Task prompt: Lines with the word "this": copy all of them from the entries below.

Dataset extract:
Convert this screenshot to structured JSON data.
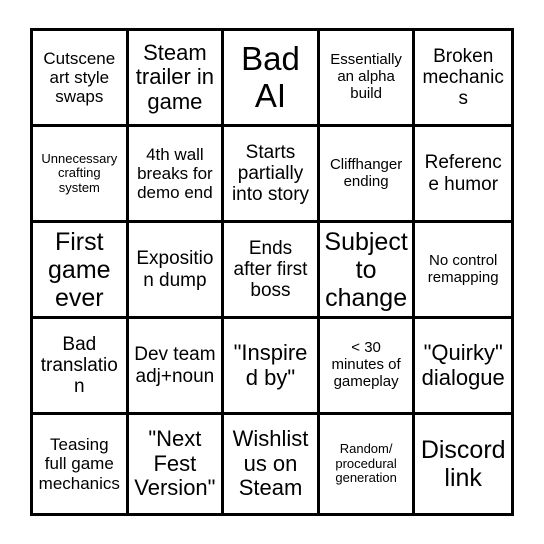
{
  "card": {
    "type": "bingo-card",
    "columns": 5,
    "rows": 5,
    "background_color": "#ffffff",
    "border_color": "#000000",
    "text_color": "#000000",
    "cells": [
      {
        "text": "Cutscene art style swaps",
        "size": "sm"
      },
      {
        "text": "Steam trailer in game",
        "size": "lg"
      },
      {
        "text": "Bad AI",
        "size": "xxl"
      },
      {
        "text": "Essentially an alpha build",
        "size": "xs"
      },
      {
        "text": "Broken mechanics",
        "size": "md"
      },
      {
        "text": "Unnecessary crafting system",
        "size": "xxs"
      },
      {
        "text": "4th wall breaks for demo end",
        "size": "sm"
      },
      {
        "text": "Starts partially into story",
        "size": "md"
      },
      {
        "text": "Cliffhanger ending",
        "size": "xs"
      },
      {
        "text": "Reference humor",
        "size": "md"
      },
      {
        "text": "First game ever",
        "size": "xl"
      },
      {
        "text": "Exposition dump",
        "size": "md"
      },
      {
        "text": "Ends after first boss",
        "size": "md"
      },
      {
        "text": "Subject to change",
        "size": "xl"
      },
      {
        "text": "No control remapping",
        "size": "xs"
      },
      {
        "text": "Bad translation",
        "size": "md"
      },
      {
        "text": "Dev team adj+noun",
        "size": "md"
      },
      {
        "text": "\"Inspired by\"",
        "size": "lg"
      },
      {
        "text": "< 30 minutes of gameplay",
        "size": "xs"
      },
      {
        "text": "\"Quirky\" dialogue",
        "size": "lg"
      },
      {
        "text": "Teasing full game mechanics",
        "size": "sm"
      },
      {
        "text": "\"Next Fest Version\"",
        "size": "lg"
      },
      {
        "text": "Wishlist us on Steam",
        "size": "lg"
      },
      {
        "text": "Random/ procedural generation",
        "size": "xxs"
      },
      {
        "text": "Discord link",
        "size": "xl"
      }
    ]
  }
}
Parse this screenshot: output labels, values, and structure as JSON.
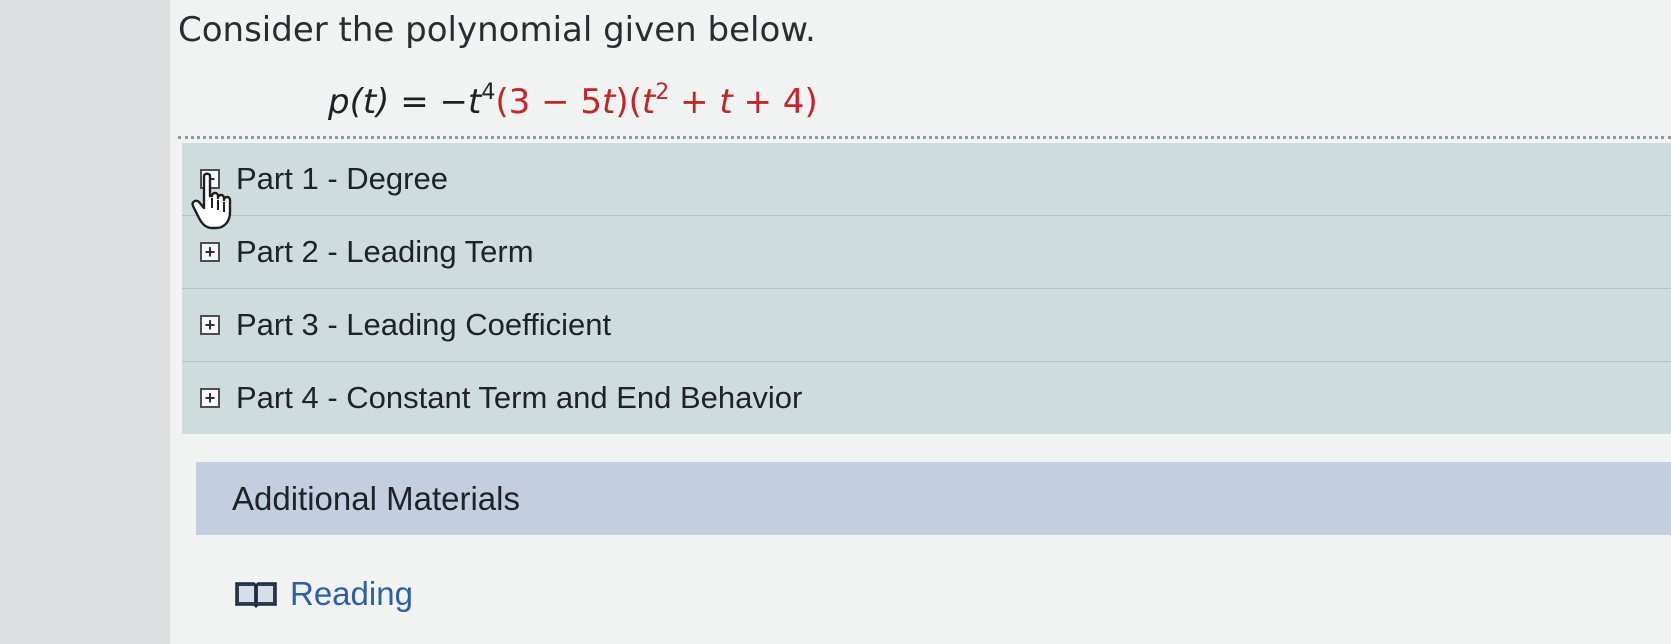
{
  "question": {
    "prompt": "Consider the polynomial given below.",
    "equation": {
      "lhs": "p(t) = −t",
      "lhs_exp": "4",
      "factor1_open": "(",
      "factor1_num": "3",
      "factor1_minus": " − 5",
      "factor1_var": "t",
      "factor1_close": ")",
      "factor2_open": "(",
      "factor2_var": "t",
      "factor2_exp": "2",
      "factor2_rest_plus1": " + ",
      "factor2_t": "t",
      "factor2_rest_plus2": " + 4",
      "factor2_close": ")"
    }
  },
  "parts": [
    {
      "toggle": "+",
      "label": "Part 1 - Degree"
    },
    {
      "toggle": "+",
      "label": "Part 2 - Leading Term"
    },
    {
      "toggle": "+",
      "label": "Part 3 - Leading Coefficient"
    },
    {
      "toggle": "+",
      "label": "Part 4 - Constant Term and End Behavior"
    }
  ],
  "materials": {
    "title": "Additional Materials",
    "links": [
      {
        "label": "Reading",
        "icon": "book-icon"
      }
    ]
  },
  "colors": {
    "accent_red": "#c0262a",
    "parts_bg": "#cfdcdd",
    "materials_header_bg": "#c3cfe0",
    "link_blue": "#2b5fa8"
  }
}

Answer box:
Convert this screenshot to structured JSON data.
Parse this screenshot: output labels, values, and structure as JSON.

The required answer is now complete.